Records from a data source
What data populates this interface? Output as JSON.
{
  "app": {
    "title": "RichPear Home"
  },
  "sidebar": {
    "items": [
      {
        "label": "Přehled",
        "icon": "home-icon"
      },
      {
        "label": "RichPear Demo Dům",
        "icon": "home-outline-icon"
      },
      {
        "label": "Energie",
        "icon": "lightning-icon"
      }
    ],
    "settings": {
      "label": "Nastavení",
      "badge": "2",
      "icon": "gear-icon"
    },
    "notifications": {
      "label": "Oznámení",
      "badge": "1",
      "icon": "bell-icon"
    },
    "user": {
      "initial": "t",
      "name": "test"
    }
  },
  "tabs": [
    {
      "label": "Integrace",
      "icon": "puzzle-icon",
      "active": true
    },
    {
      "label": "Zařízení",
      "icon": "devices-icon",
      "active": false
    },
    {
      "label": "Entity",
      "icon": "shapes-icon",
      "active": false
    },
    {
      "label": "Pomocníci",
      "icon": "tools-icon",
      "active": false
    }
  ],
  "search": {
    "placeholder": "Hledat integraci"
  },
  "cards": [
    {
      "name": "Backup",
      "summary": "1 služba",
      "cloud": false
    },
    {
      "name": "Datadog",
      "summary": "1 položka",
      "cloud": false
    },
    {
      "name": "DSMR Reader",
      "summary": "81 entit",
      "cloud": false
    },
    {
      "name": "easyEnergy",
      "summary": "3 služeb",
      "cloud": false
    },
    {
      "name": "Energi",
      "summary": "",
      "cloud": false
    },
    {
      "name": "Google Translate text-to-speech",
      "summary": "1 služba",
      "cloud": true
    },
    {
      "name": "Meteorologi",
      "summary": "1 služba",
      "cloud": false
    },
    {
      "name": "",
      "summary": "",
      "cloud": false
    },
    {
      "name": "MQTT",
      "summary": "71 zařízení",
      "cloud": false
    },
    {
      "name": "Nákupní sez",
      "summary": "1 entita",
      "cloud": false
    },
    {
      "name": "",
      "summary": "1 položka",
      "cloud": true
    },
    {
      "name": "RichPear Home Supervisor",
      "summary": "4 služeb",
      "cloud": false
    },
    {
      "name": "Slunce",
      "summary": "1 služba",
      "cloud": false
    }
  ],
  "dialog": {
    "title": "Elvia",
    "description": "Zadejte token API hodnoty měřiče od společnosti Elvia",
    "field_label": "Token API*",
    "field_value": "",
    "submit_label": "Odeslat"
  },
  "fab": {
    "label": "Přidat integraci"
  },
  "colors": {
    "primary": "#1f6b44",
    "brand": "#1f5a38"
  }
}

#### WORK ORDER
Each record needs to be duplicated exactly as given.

#### EXPECTED ANSWER
What data populates this interface? Output as JSON.
{
  "app": {
    "title": "RichPear Home"
  },
  "sidebar": {
    "items": [
      {
        "label": "Přehled",
        "icon": "home-icon"
      },
      {
        "label": "RichPear Demo Dům",
        "icon": "home-outline-icon"
      },
      {
        "label": "Energie",
        "icon": "lightning-icon"
      }
    ],
    "settings": {
      "label": "Nastavení",
      "badge": "2",
      "icon": "gear-icon"
    },
    "notifications": {
      "label": "Oznámení",
      "badge": "1",
      "icon": "bell-icon"
    },
    "user": {
      "initial": "t",
      "name": "test"
    }
  },
  "tabs": [
    {
      "label": "Integrace",
      "icon": "puzzle-icon",
      "active": true
    },
    {
      "label": "Zařízení",
      "icon": "devices-icon",
      "active": false
    },
    {
      "label": "Entity",
      "icon": "shapes-icon",
      "active": false
    },
    {
      "label": "Pomocníci",
      "icon": "tools-icon",
      "active": false
    }
  ],
  "search": {
    "placeholder": "Hledat integraci"
  },
  "cards": [
    {
      "name": "Backup",
      "summary": "1 služba",
      "cloud": false
    },
    {
      "name": "Datadog",
      "summary": "1 položka",
      "cloud": false
    },
    {
      "name": "DSMR Reader",
      "summary": "81 entit",
      "cloud": false
    },
    {
      "name": "easyEnergy",
      "summary": "3 služeb",
      "cloud": false
    },
    {
      "name": "Energi",
      "summary": "",
      "cloud": false
    },
    {
      "name": "Google Translate text-to-speech",
      "summary": "1 služba",
      "cloud": true
    },
    {
      "name": "Meteorologi",
      "summary": "1 služba",
      "cloud": false
    },
    {
      "name": "",
      "summary": "",
      "cloud": false
    },
    {
      "name": "MQTT",
      "summary": "71 zařízení",
      "cloud": false
    },
    {
      "name": "Nákupní sez",
      "summary": "1 entita",
      "cloud": false
    },
    {
      "name": "",
      "summary": "1 položka",
      "cloud": true
    },
    {
      "name": "RichPear Home Supervisor",
      "summary": "4 služeb",
      "cloud": false
    },
    {
      "name": "Slunce",
      "summary": "1 služba",
      "cloud": false
    }
  ],
  "dialog": {
    "title": "Elvia",
    "description": "Zadejte token API hodnoty měřiče od společnosti Elvia",
    "field_label": "Token API*",
    "field_value": "",
    "submit_label": "Odeslat"
  },
  "fab": {
    "label": "Přidat integraci"
  },
  "colors": {
    "primary": "#1f6b44",
    "brand": "#1f5a38"
  }
}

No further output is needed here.